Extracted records
****************************************

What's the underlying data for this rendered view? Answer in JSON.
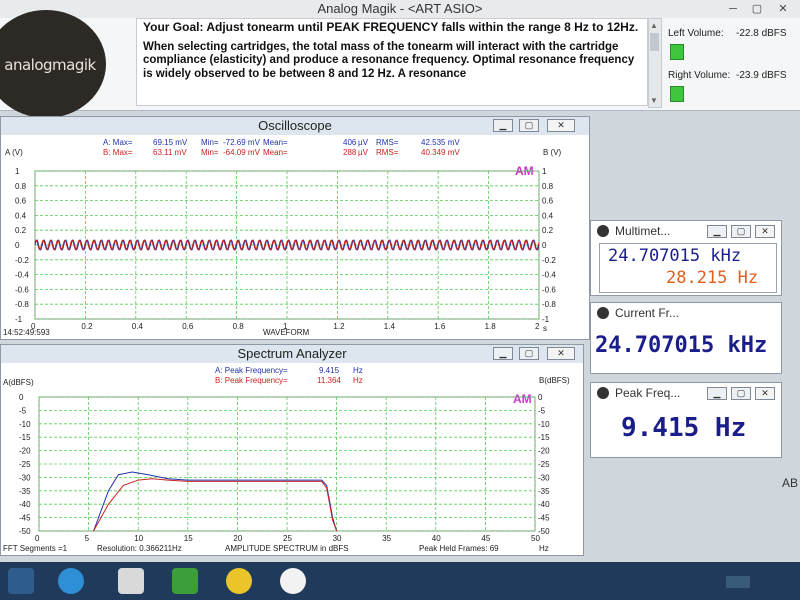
{
  "window": {
    "title": "Analog Magik  -  <ART ASIO>"
  },
  "logo": {
    "text": "analogmagik"
  },
  "goal": {
    "heading": "Your Goal:  Adjust tonearm until PEAK FREQUENCY falls within the range 8 Hz to 12Hz.",
    "body": "When selecting cartridges, the total mass of the tonearm will interact with the cartridge compliance (elasticity) and produce a resonance frequency.   Optimal resonance frequency is widely observed to be between 8 and 12 Hz.  A resonance"
  },
  "volume": {
    "left_label": "Left Volume:",
    "left_value": "-22.8 dBFS",
    "right_label": "Right Volume:",
    "right_value": "-23.9 dBFS"
  },
  "oscilloscope": {
    "title": "Oscilloscope",
    "stats_a": {
      "label": "A: Max=",
      "max": "69.15 mV",
      "min_label": "Min=",
      "min": "-72.69 mV",
      "mean_label": "Mean=",
      "mean": "406",
      "unit": "µV",
      "rms_label": "RMS=",
      "rms": "42.535 mV"
    },
    "stats_b": {
      "label": "B: Max=",
      "max": "63.11 mV",
      "min_label": "Min=",
      "min": "-64.09 mV",
      "mean_label": "Mean=",
      "mean": "288",
      "unit": "µV",
      "rms_label": "RMS=",
      "rms": "40.349 mV"
    },
    "left_axis": "A (V)",
    "right_axis": "B (V)",
    "am": "AM",
    "xlabel": "WAVEFORM",
    "xunit": "s",
    "timestamp": "14:52:49:593",
    "colors": {
      "a": "#2233aa",
      "b": "#cc2222",
      "grid": "#55cc55",
      "am": "#cc33cc"
    }
  },
  "spectrum": {
    "title": "Spectrum Analyzer",
    "peak_a_label": "A: Peak Frequency=",
    "peak_a": "9.415",
    "peak_a_unit": "Hz",
    "peak_b_label": "B: Peak Frequency=",
    "peak_b": "11.364",
    "peak_b_unit": "Hz",
    "left_axis": "A(dBFS)",
    "right_axis": "B(dBFS)",
    "am": "AM",
    "footer_segments": "FFT Segments =1",
    "footer_resolution": "Resolution: 0.366211Hz",
    "footer_label": "AMPLITUDE SPECTRUM in dBFS",
    "footer_frames": "Peak Held Frames: 69",
    "xunit": "Hz"
  },
  "multimeter": {
    "title": "Multimet...",
    "value1": "24.707015 kHz",
    "value2": "28.215 Hz"
  },
  "current_freq": {
    "title": "Current Fr...",
    "value": "24.707015 kHz"
  },
  "peak_freq": {
    "title": "Peak Freq...",
    "value": "9.415 Hz"
  },
  "edge_text": "AB",
  "chart_data": [
    {
      "type": "line",
      "title": "Oscilloscope",
      "xlabel": "WAVEFORM",
      "ylabel": "A (V)",
      "y2label": "B (V)",
      "xlim": [
        0,
        2
      ],
      "ylim": [
        -1,
        1
      ],
      "x_ticks": [
        "0",
        "0.2",
        "0.4",
        "0.6",
        "0.8",
        "1",
        "1.2",
        "1.4",
        "1.6",
        "1.8",
        "2"
      ],
      "y_ticks": [
        "1",
        "0.8",
        "0.6",
        "0.4",
        "0.2",
        "0",
        "-0.2",
        "-0.4",
        "-0.6",
        "-0.8",
        "-1"
      ],
      "grid": true,
      "series": [
        {
          "name": "A",
          "amplitude": 0.069,
          "cycles": 70
        },
        {
          "name": "B",
          "amplitude": 0.064,
          "cycles": 70
        }
      ]
    },
    {
      "type": "line",
      "title": "Spectrum Analyzer",
      "xlabel": "AMPLITUDE SPECTRUM in dBFS",
      "ylabel": "A(dBFS)",
      "y2label": "B(dBFS)",
      "xlim": [
        0,
        50
      ],
      "ylim": [
        -50,
        0
      ],
      "x_ticks": [
        "0",
        "5",
        "10",
        "15",
        "20",
        "25",
        "30",
        "35",
        "40",
        "45",
        "50"
      ],
      "y_ticks": [
        "0",
        "-5",
        "-10",
        "-15",
        "-20",
        "-25",
        "-30",
        "-35",
        "-40",
        "-45",
        "-50"
      ],
      "grid": true,
      "series": [
        {
          "name": "A",
          "x": [
            5.5,
            7,
            8,
            9.4,
            11,
            13,
            15,
            20,
            25,
            28.5,
            29,
            29.6,
            30
          ],
          "y": [
            -50,
            -35,
            -29,
            -28,
            -29,
            -30.5,
            -31,
            -31,
            -31,
            -31,
            -33,
            -45,
            -50
          ]
        },
        {
          "name": "B",
          "x": [
            5.5,
            7,
            8.5,
            10,
            11.4,
            13,
            15,
            20,
            25,
            28.5,
            29,
            29.6,
            30
          ],
          "y": [
            -50,
            -40,
            -33,
            -31,
            -30.5,
            -31,
            -31.5,
            -31.5,
            -31.5,
            -31.5,
            -34,
            -46,
            -50
          ]
        }
      ]
    }
  ]
}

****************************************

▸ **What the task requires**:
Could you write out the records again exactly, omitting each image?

▸ **Final answer**:
What's the underlying data for this rendered view? Answer in JSON.
{
  "window": {
    "title": "Analog Magik  -  <ART ASIO>"
  },
  "logo": {
    "text": "analogmagik"
  },
  "goal": {
    "heading": "Your Goal:  Adjust tonearm until PEAK FREQUENCY falls within the range 8 Hz to 12Hz.",
    "body": "When selecting cartridges, the total mass of the tonearm will interact with the cartridge compliance (elasticity) and produce a resonance frequency.   Optimal resonance frequency is widely observed to be between 8 and 12 Hz.  A resonance"
  },
  "volume": {
    "left_label": "Left Volume:",
    "left_value": "-22.8 dBFS",
    "right_label": "Right Volume:",
    "right_value": "-23.9 dBFS"
  },
  "oscilloscope": {
    "title": "Oscilloscope",
    "stats_a": {
      "label": "A: Max=",
      "max": "69.15 mV",
      "min_label": "Min=",
      "min": "-72.69 mV",
      "mean_label": "Mean=",
      "mean": "406",
      "unit": "µV",
      "rms_label": "RMS=",
      "rms": "42.535 mV"
    },
    "stats_b": {
      "label": "B: Max=",
      "max": "63.11 mV",
      "min_label": "Min=",
      "min": "-64.09 mV",
      "mean_label": "Mean=",
      "mean": "288",
      "unit": "µV",
      "rms_label": "RMS=",
      "rms": "40.349 mV"
    },
    "left_axis": "A (V)",
    "right_axis": "B (V)",
    "am": "AM",
    "xlabel": "WAVEFORM",
    "xunit": "s",
    "timestamp": "14:52:49:593",
    "colors": {
      "a": "#2233aa",
      "b": "#cc2222",
      "grid": "#55cc55",
      "am": "#cc33cc"
    }
  },
  "spectrum": {
    "title": "Spectrum Analyzer",
    "peak_a_label": "A: Peak Frequency=",
    "peak_a": "9.415",
    "peak_a_unit": "Hz",
    "peak_b_label": "B: Peak Frequency=",
    "peak_b": "11.364",
    "peak_b_unit": "Hz",
    "left_axis": "A(dBFS)",
    "right_axis": "B(dBFS)",
    "am": "AM",
    "footer_segments": "FFT Segments =1",
    "footer_resolution": "Resolution: 0.366211Hz",
    "footer_label": "AMPLITUDE SPECTRUM in dBFS",
    "footer_frames": "Peak Held Frames: 69",
    "xunit": "Hz"
  },
  "multimeter": {
    "title": "Multimet...",
    "value1": "24.707015 kHz",
    "value2": "28.215 Hz"
  },
  "current_freq": {
    "title": "Current Fr...",
    "value": "24.707015 kHz"
  },
  "peak_freq": {
    "title": "Peak Freq...",
    "value": "9.415 Hz"
  },
  "edge_text": "AB",
  "chart_data": [
    {
      "type": "line",
      "title": "Oscilloscope",
      "xlabel": "WAVEFORM",
      "ylabel": "A (V)",
      "y2label": "B (V)",
      "xlim": [
        0,
        2
      ],
      "ylim": [
        -1,
        1
      ],
      "x_ticks": [
        "0",
        "0.2",
        "0.4",
        "0.6",
        "0.8",
        "1",
        "1.2",
        "1.4",
        "1.6",
        "1.8",
        "2"
      ],
      "y_ticks": [
        "1",
        "0.8",
        "0.6",
        "0.4",
        "0.2",
        "0",
        "-0.2",
        "-0.4",
        "-0.6",
        "-0.8",
        "-1"
      ],
      "grid": true,
      "series": [
        {
          "name": "A",
          "amplitude": 0.069,
          "cycles": 70
        },
        {
          "name": "B",
          "amplitude": 0.064,
          "cycles": 70
        }
      ]
    },
    {
      "type": "line",
      "title": "Spectrum Analyzer",
      "xlabel": "AMPLITUDE SPECTRUM in dBFS",
      "ylabel": "A(dBFS)",
      "y2label": "B(dBFS)",
      "xlim": [
        0,
        50
      ],
      "ylim": [
        -50,
        0
      ],
      "x_ticks": [
        "0",
        "5",
        "10",
        "15",
        "20",
        "25",
        "30",
        "35",
        "40",
        "45",
        "50"
      ],
      "y_ticks": [
        "0",
        "-5",
        "-10",
        "-15",
        "-20",
        "-25",
        "-30",
        "-35",
        "-40",
        "-45",
        "-50"
      ],
      "grid": true,
      "series": [
        {
          "name": "A",
          "x": [
            5.5,
            7,
            8,
            9.4,
            11,
            13,
            15,
            20,
            25,
            28.5,
            29,
            29.6,
            30
          ],
          "y": [
            -50,
            -35,
            -29,
            -28,
            -29,
            -30.5,
            -31,
            -31,
            -31,
            -31,
            -33,
            -45,
            -50
          ]
        },
        {
          "name": "B",
          "x": [
            5.5,
            7,
            8.5,
            10,
            11.4,
            13,
            15,
            20,
            25,
            28.5,
            29,
            29.6,
            30
          ],
          "y": [
            -50,
            -40,
            -33,
            -31,
            -30.5,
            -31,
            -31.5,
            -31.5,
            -31.5,
            -31.5,
            -34,
            -46,
            -50
          ]
        }
      ]
    }
  ]
}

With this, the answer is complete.